Friday, 22 October 2010


The Isle of Wight's beautiful west coast has the natural benefit of slow, dreamy sunsets descending gradually across the horizon and a more gentile, sophisticated appearance than some of the chavvier eastside towns (not mentioning any names, Sandown). The island's westerly tip features a dramatic coastal walk from the village of Freshwater ascending a gentle green hill, alongside stunning alabaster-white cliffs. A healthy batch of Super Furry Animals populated the hillside, delightfully placid toward the constant stream of huffing n puffing ramblers and fatwacs* invading their peaceful home (below).   

Upon the crest of the hill stood an imposing Celtic cross - an 1897 monument to Poet Laureate Lord Alfred Tennyson who made the island his home in 1853, until his death in 1892. This beautiful cross (below) dominates the landscape, an ominous talisman warding off the evil lurking within the foreboding, smoke-coloured skies above. Eventually the heavens opened, the mini tempest rolling over the westerly Freshwater Bay as rapidly as it had arrived.

The pretty coastal walk continued along an increasingly narrow peninsula towards the stunning outcrop of rock formations known as The Needles (below). This beautiful vista appeared island-wide on heavy rotation  across all postcard shops and deservedly so. The view was truly divine, its pure white cliffs and aquamarine water seeming somehow more Aegean Sea than Rule Britannia... 

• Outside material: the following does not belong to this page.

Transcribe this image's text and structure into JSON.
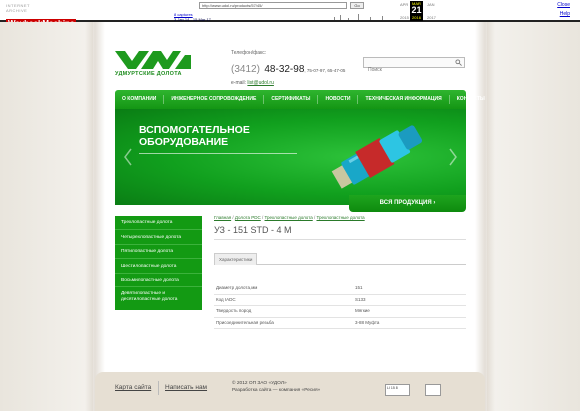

My jaunt around the Isle of Wight's westerly nether regions concluded with a browse around the petit bougeois harbour town of Yarmouth, the island's alternative ferry port to the fatherland. The seafront housed a rickety wooden pier, atmospheric under the dwindling pink dusk light and decorated with retro life-raft donuts (good enuff to eat! - below) and a handsome, post-ironic mod couple cuddling up against the breeze, showing off their minimalist, hipster, 21st century styling. your heart out...(below bottom).

Like any pretty English village worth its salt, Yarmouth's sleepy main drag was populated with historic buildings and picturesque architecture. Cosy cottages bursting with colourful foliage, enormous barns converted into living quarters of extended bourgeois families and normal two up-two downs surrounded by fields drenched in afternoon sun (below) all contributed to the town's pleasant atmosphere. An Englishman's home is his castle, its just a shame he probably can't afford one here. Rah rah rah! We're going to smash the oiks!

A slow-burning sunset fading low over clattering yacht masts set the scene for my last glimpse of the charming Isle of Wight (bottom). The weather was great, the people welcoming and the beaches sandy...if you close your eyes you would almost believe you were not even standing on Old Albion's fine shores. Then you hear the familiar drone of a Vespa engine...and get the hell out of Sir Weller's way! Now...thats entertainment.  

* fatwac - Fat American Tourist With A Camera (c) The Artist Formerly Known As Jaybs 2007


  1. Very Britain.

    cool, mate.


  2. Beautiful shots lady! And love Jaybs's shorthand, too funny...